I grew up with multiple connections to agriculture. As the son of a veterinarian, I looked forward to riding along on farm calls to help care for sick or injured farm animals.
The smells of disinfectant, silage and cow manure became the aromas that today bring back memories of the experiences that filled my childhood. I watched the birth of dozens of calves and held untold numbers of milk-fever treatment bottles above my head while the IV slowly dripped.
On top of that, I had two uncles who were dairy farmers. Summers and vacations were spent in barns full of cows, riding tractors and poking around every nook and cranny of old barns and rocky pastures.
Learning about farming and agriculture wasn't a chore back then, it was an adventure.
Today's youth rarely have the opportunity to experience agriculture the way I did.
With fewer and fewer kids growing up on working farms, there is less opportunity for the hands-on education that was more common in the past. If you had relatives who farmed, chances are likely that you would be recruited for summer haying, helping with milking chores and learning about how much hard work farming takes. In today's world, this lack of personal connection has made it harder for youth to understand and appreciate how farmers produce food and fiber.
And because most farms today are owned by individuals or family businesses, it is much harder for them to share their stories and have a voice in the education of today's non-farming majority.

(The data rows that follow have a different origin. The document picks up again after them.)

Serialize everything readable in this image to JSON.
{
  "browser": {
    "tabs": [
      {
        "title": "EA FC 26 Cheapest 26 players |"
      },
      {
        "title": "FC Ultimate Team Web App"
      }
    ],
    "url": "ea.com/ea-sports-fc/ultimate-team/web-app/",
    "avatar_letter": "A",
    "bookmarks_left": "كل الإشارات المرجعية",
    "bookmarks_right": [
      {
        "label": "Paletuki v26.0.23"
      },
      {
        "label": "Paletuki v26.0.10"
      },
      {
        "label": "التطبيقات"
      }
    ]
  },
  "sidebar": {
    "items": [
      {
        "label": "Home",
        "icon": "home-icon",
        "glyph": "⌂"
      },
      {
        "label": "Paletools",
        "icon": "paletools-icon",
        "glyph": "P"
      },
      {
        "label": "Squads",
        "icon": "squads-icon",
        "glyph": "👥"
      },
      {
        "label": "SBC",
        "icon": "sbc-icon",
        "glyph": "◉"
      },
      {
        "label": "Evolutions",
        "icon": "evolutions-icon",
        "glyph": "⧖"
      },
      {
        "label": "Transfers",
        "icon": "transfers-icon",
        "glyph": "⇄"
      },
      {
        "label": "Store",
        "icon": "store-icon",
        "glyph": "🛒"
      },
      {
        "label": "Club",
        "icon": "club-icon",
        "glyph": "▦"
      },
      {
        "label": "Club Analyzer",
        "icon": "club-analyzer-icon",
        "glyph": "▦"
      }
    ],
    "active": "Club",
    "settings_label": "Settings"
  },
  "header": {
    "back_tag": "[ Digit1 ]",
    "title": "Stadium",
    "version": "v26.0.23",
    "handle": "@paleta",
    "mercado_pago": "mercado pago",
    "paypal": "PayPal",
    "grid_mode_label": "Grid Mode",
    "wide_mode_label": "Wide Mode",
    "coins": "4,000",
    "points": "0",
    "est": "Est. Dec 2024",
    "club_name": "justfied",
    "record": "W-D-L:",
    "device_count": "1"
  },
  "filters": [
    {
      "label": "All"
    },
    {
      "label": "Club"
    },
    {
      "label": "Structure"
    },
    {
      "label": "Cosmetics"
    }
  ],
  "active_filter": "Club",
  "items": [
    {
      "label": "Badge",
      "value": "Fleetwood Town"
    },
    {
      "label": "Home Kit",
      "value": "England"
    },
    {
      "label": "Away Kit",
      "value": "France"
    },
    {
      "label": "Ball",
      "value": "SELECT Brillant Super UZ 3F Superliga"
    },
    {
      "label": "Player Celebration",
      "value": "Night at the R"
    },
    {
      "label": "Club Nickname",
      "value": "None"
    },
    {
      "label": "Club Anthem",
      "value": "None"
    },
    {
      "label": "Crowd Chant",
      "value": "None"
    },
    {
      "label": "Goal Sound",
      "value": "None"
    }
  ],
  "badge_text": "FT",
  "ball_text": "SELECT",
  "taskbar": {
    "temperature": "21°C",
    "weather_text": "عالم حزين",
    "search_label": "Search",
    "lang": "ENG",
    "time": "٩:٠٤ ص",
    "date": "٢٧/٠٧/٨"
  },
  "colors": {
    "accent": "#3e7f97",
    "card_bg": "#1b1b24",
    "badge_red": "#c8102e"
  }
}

Introducing agriculture as a topic in schools across New York has been the mission of the New York Agriculture in the Classroom program since 1985. Agriculture in the Classroom is a partnership of Cornell University, the New York State Department of Agriculture and Markets, the New York State Education Department, Cornell Cooperative Extension and the New York Farm Bureau.
School teachers, Cornell Cooperative Extension and many volunteers work together to increase agricultural literacy in New York State.
During Agriculture Literacy Week, March 19 through March 23, volunteers across New York will read the book "Seed, Soil, Sun" to second graders. Followed by hands-on activities and follow up lessons, students will learn about the amazing process by which air and water combine with seed, soil and sun to create nearly all the food we eat.
The program hopes that both students and teachers will learn more about farming and better appreciate the economic, social, historic and scientific significance of agriculture in our local and global society.
Another resource being offered to local educators is a two-part training called "Food, Land & People."
FLP is a science and social studies based curriculum developed for teachers from pre-K to 12th grade developed to help students understand the connection between agriculture, the environment and people. With 55 lessons for hands-on learning and critical thinking, FLP explores a range of topics such as food and nutrition, natural resources, conservation, farming and other land-use issues.
The curriculum is aligned to New York State Learning Standards and includes lesson plans, supporting information, assessment options and resources.
Participants who attend both trainings will receive the Food, Land & People's Resources for Learning CD-Rom (includes all 55 lessons), four hours of professional-development credits, a participation certificate and tools and resources from the New York Farm Bureau Foundation.
The training will be held locally at the Cornell Cooperative Extension Clinton County office from 6:15 to 8:30 p.m. on April 3 and 30. If you are a teacher, farmer, educator or volunteer wishing to help teach students more about agriculture, please register by March 26.
For more information, visit Cornell's Agriculture in the Classroom website at www.nyaged.org/aitc or e-mail email@example.com.
Peter Hagar, agriculture program educator, Cornell Cooperative Extension Clinton County, 6064 Rt. 22, Plattsburgh, 12901. Call 561-7450.